[WORK REQUEST] Set down the records that follow exactly and completely.

[EXERCISE MATERIALS]
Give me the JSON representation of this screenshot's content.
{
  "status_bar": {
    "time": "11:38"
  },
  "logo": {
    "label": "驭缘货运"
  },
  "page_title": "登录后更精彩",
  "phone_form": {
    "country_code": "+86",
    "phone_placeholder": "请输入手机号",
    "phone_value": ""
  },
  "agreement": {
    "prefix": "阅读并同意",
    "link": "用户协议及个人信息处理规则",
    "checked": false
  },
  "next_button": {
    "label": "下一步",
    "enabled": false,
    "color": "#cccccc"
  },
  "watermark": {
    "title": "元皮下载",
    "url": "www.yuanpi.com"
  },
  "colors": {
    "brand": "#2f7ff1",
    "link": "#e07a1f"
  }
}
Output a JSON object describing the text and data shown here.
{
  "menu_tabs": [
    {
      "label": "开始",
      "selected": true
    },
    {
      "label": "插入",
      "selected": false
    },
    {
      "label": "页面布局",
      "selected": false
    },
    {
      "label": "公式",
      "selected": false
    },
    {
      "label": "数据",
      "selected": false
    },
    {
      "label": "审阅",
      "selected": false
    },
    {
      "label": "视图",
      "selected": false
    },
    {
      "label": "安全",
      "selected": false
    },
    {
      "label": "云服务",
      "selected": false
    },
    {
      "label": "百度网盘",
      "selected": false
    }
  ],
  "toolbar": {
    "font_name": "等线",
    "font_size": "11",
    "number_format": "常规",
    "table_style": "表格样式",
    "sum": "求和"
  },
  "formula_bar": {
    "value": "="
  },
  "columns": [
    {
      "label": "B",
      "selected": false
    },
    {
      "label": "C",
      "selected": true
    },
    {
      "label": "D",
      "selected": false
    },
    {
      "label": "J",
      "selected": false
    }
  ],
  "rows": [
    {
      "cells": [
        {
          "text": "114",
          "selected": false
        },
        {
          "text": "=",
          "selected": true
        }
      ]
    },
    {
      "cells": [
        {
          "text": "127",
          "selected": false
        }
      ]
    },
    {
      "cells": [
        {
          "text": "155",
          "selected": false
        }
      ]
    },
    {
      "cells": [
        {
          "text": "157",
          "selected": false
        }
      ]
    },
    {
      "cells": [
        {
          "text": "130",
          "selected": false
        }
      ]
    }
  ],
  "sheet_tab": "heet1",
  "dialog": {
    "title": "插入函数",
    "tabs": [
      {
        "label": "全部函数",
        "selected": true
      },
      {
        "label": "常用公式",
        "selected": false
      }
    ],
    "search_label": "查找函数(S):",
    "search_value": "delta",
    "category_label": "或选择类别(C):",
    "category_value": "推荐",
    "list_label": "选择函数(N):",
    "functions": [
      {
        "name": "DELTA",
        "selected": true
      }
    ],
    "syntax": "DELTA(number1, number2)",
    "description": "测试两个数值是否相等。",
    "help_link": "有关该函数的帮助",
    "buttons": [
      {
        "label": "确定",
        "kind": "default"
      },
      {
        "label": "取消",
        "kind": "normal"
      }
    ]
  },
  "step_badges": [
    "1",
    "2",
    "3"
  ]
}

[ANSWER AREA]
Give me the JSON representation of this screenshot's content.
{
  "status_bar": {
    "time": "11:38"
  },
  "logo": {
    "label": "驭缘货运"
  },
  "page_title": "登录后更精彩",
  "phone_form": {
    "country_code": "+86",
    "phone_placeholder": "请输入手机号",
    "phone_value": ""
  },
  "agreement": {
    "prefix": "阅读并同意",
    "link": "用户协议及个人信息处理规则",
    "checked": false
  },
  "next_button": {
    "label": "下一步",
    "enabled": false,
    "color": "#cccccc"
  },
  "watermark": {
    "title": "元皮下载",
    "url": "www.yuanpi.com"
  },
  "colors": {
    "brand": "#2f7ff1",
    "link": "#e07a1f"
  }
}
Output a JSON object describing the text and data shown here.
{
  "menu_tabs": [
    {
      "label": "开始",
      "selected": true
    },
    {
      "label": "插入",
      "selected": false
    },
    {
      "label": "页面布局",
      "selected": false
    },
    {
      "label": "公式",
      "selected": false
    },
    {
      "label": "数据",
      "selected": false
    },
    {
      "label": "审阅",
      "selected": false
    },
    {
      "label": "视图",
      "selected": false
    },
    {
      "label": "安全",
      "selected": false
    },
    {
      "label": "云服务",
      "selected": false
    },
    {
      "label": "百度网盘",
      "selected": false
    }
  ],
  "toolbar": {
    "font_name": "等线",
    "font_size": "11",
    "number_format": "常规",
    "table_style": "表格样式",
    "sum": "求和"
  },
  "formula_bar": {
    "value": "="
  },
  "columns": [
    {
      "label": "B",
      "selected": false
    },
    {
      "label": "C",
      "selected": true
    },
    {
      "label": "D",
      "selected": false
    },
    {
      "label": "J",
      "selected": false
    }
  ],
  "rows": [
    {
      "cells": [
        {
          "text": "114",
          "selected": false
        },
        {
          "text": "=",
          "selected": true
        }
      ]
    },
    {
      "cells": [
        {
          "text": "127",
          "selected": false
        }
      ]
    },
    {
      "cells": [
        {
          "text": "155",
          "selected": false
        }
      ]
    },
    {
      "cells": [
        {
          "text": "157",
          "selected": false
        }
      ]
    },
    {
      "cells": [
        {
          "text": "130",
          "selected": false
        }
      ]
    }
  ],
  "sheet_tab": "heet1",
  "dialog": {
    "title": "插入函数",
    "tabs": [
      {
        "label": "全部函数",
        "selected": true
      },
      {
        "label": "常用公式",
        "selected": false
      }
    ],
    "search_label": "查找函数(S):",
    "search_value": "delta",
    "category_label": "或选择类别(C):",
    "category_value": "推荐",
    "list_label": "选择函数(N):",
    "functions": [
      {
        "name": "DELTA",
        "selected": true
      }
    ],
    "syntax": "DELTA(number1, number2)",
    "description": "测试两个数值是否相等。",
    "help_link": "有关该函数的帮助",
    "buttons": [
      {
        "label": "确定",
        "kind": "default"
      },
      {
        "label": "取消",
        "kind": "normal"
      }
    ]
  },
  "step_badges": [
    "1",
    "2",
    "3"
  ]
}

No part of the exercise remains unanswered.